Polymeric nanoparticles, capable of encapsulating imaging agents and therapeutic drugs, have significant advantages for simultaneous diagnosis and therapy. Nonetheless, improvements in the loading contents of the active agents are needed to achieve enhanced imaging and effective therapeutic outcomes. Aiming to make these improvements, a hydrotropic micelle (HM) was explored to encapsulate superparamagnetic iron oxide nanoparticles (SPIONs) as the magnetic resonance (MR) imaging agent and paclitaxel (PTX) as the hydrophobic anticancer drug. Owing to its hydrotropic inner core with hydrophobic nature, HM could effectively encapsulate both of PTX and SPION via the simple dialysis method. The hydrodynamic size of HM increased from 68 to 178 nm after physical encapsulation of SPION and PTX. Transmission electron microscopy analysis of HM bearing SPION and PTX (HM-SPION-PTX) revealed a spherical morphology with SPION clusters in the micelle cores. The micelles released PTX in a sustained manner. The bare HM and HM-SPION showed no toxicity to SCC7 cells, whereas HM-PTX and HM-SPION-PTX showed dose-dependent cytotoxicity that was lower than free PTX. HM-SPION-PTX exhibited 8.1-fold higher T 2 relaxivity than HM-SPION, implying potential of HM-SPION-PTX as the contrast agent for MR imaging. When systemically administered to tumor-bearing mice, HM-SPION-PTX was effectively accumulated at the tumor site, allowing its detection using MR imaging and effective therapy.

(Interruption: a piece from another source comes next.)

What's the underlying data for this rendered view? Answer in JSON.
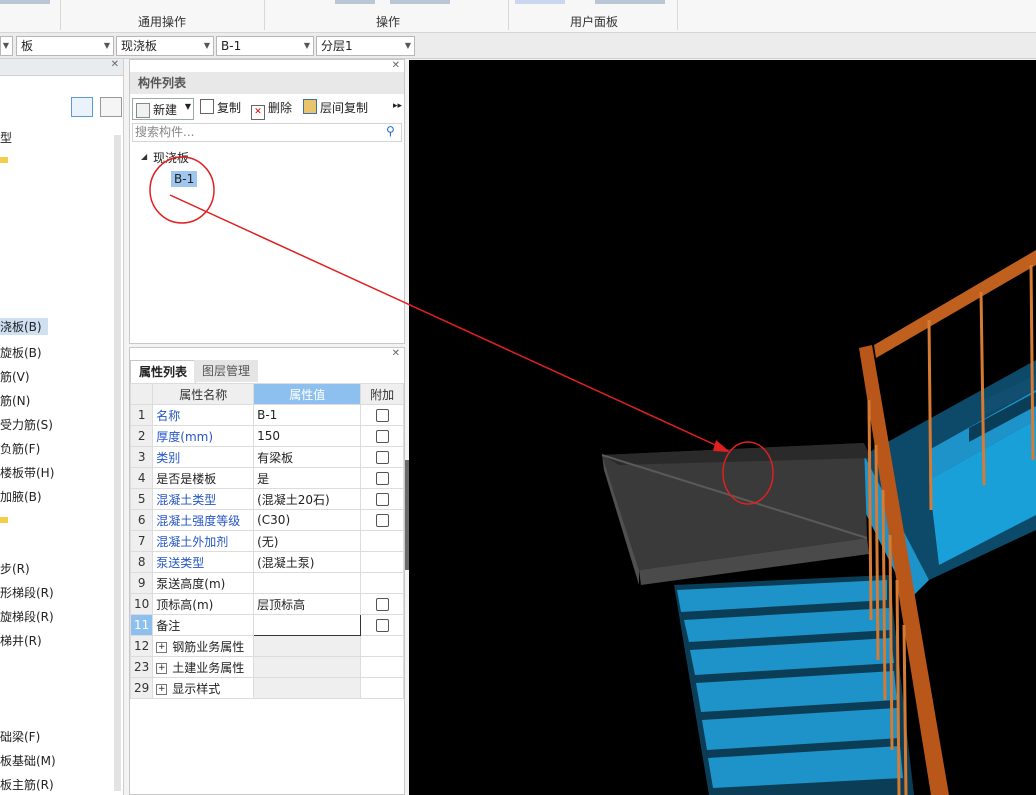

Overall, these results suggested that HM-SPION-PTX is a promising candidate for combined diagnosis and treatment of cancer.
Bibliographical noteFunding Information:
This work was financially supported by the Korea Healthcare Technology R&D Project ( A101706-1001-0000200 ) of MW, the Global Research Laboratory (GRL) Project , the Converging Research Program ( 20090081876 ), and the Basic Science Research Program ( 20100027955 ) of MEST.
- Drug delivery
- Hydrotropic micelle
- Magnetic resonance imaging